Before you have each treatment you’ll need to have a blood test to check your bloods are okay. And you’ll also be reviewed by one of the doctors to make sure you’re fit and well for your treatment. Sometimes you’ll have the blood test taken on the day of your treatment; other times you’ll have it the day before your treatment when you see the doctor.
Each chemotherapy is made up for each individual patient, depending on the type of cancer they have and where it is and depending their height, weight and blood results.
So, depending on where your cancer is some people have their chemotherapy drug, their cancer drug by drip, some will have an injection and other people will have tablets.
So, Iris, your chemotherapy is going to be given to you in what we call cycles and the cycles are given every three weeks for a period of six cycles. So, you will be coming in for approximately five months for your chemotherapy.
Depending on where your cancer is and what type of cancer you have will be dependent on how often you come in for treatment. An example of a treatment cycle would be for you to come in on Day 1, Day 8 and Day 15 then to have a week’s break before you come back again for Day 1 treatment.
Depending on the type of treatment that you are having we will also give you some anti sickness tablets to take alongside your chemotherapy and also some drugs to prevent any reactions if that’s appropriate.
All chemotherapy is given over different time periods so it’s best to check with your nurse about how long you are likely to be in the unit for.
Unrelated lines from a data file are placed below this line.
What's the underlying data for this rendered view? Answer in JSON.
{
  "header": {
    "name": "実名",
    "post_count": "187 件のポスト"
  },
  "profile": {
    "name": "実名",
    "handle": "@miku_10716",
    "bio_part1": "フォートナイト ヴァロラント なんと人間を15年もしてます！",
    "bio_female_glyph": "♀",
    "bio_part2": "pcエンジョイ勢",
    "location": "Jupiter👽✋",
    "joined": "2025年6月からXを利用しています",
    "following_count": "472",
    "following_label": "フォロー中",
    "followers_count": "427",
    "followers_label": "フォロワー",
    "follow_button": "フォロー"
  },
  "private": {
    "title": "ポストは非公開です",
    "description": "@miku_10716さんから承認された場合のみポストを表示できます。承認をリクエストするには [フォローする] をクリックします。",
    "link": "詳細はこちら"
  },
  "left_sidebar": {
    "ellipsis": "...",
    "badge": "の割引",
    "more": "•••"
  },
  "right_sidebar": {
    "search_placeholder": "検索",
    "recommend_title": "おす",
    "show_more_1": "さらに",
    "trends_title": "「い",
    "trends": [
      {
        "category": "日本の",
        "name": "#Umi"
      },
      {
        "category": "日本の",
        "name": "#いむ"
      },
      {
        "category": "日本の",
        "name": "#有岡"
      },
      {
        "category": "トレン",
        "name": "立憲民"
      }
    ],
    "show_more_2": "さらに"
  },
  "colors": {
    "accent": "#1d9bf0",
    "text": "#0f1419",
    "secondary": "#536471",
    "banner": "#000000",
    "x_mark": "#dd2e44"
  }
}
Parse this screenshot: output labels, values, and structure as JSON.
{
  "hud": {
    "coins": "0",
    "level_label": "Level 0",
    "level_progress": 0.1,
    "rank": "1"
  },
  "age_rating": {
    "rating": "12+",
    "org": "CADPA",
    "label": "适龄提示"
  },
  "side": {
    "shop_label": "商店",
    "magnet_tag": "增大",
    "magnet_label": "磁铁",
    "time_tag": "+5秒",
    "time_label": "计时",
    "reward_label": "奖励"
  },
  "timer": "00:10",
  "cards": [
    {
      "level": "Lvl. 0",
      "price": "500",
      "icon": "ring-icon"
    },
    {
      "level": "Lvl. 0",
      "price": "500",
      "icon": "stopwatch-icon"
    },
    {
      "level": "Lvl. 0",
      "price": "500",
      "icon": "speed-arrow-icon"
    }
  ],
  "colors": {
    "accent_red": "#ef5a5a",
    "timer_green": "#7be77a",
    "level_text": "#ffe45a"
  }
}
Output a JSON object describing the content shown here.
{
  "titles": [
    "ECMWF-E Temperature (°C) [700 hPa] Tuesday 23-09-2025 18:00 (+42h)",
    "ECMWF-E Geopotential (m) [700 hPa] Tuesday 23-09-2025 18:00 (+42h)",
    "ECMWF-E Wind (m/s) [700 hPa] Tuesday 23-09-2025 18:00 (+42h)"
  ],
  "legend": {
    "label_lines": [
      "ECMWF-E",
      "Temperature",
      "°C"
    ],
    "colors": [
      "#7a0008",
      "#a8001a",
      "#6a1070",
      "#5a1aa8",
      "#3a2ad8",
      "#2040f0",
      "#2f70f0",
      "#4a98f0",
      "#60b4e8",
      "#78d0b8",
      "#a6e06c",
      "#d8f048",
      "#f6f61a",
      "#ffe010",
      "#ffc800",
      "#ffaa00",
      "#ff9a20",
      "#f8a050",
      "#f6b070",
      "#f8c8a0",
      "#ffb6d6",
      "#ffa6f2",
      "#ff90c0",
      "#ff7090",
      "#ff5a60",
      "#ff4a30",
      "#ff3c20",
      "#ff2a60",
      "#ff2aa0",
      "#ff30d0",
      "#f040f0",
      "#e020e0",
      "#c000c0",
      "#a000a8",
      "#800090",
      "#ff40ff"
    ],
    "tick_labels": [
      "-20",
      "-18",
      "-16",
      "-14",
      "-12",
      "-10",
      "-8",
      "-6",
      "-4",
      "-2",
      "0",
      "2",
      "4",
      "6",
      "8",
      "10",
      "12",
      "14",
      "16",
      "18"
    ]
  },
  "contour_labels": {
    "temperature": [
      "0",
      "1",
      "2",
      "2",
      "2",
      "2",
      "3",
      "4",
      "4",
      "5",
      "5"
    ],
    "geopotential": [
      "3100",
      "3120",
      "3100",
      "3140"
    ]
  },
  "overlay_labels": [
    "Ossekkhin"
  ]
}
This can range from anything up to an hour to an all day treatment slot so please be prepared to bring along some bits to keep you occupied books and music.
So, before you go home it’s important to make sure you have got the tablets you need to go home with your anti sickness medications and any other symptom control tablets that you may require. Also, to make sure that you’ve got the telephone numbers for the oncology unit to phone if you have a temperature or you are experiencing any other symptoms at home that you need to ask advice about.
So, please make sure when you leave the unit that you’ve got all the information you require and if you’ve got any questions at all don’t hesitate to ask the nurse who will be able to answer them for you.
Before your next cycle of treatment you will come in and see the doctor in the clinic room, you’ll have a blood test and an examination to make sure you are fit and well for treatment you will then come back the following day or later on that week for treatment.
Before you start chemotherapy
You need to have blood tests to make sure it’s safe to start treatment. You have these either a few days before or on the day you start treatment. You have blood tests before each round or cycle of treatment.
Common chemotherapy side effects include:
- feeling sick
- loss of appetite
- losing weight
- feeling very tired
- a lower resistance to infections
- bleeding and bruising easily
- diarrhoea or constipation
- hair loss
Side effects depend on:
- which drugs you have
- how much of each drug you have
- how you react
Tell your treatment team about any side effects that you have.
When you go home
Chemotherapy for eye cancer can be difficult to cope with. Tell your doctor or nurse about any problems or side effects that you have. The nurse will give you telephone numbers to call if you have any problems at home.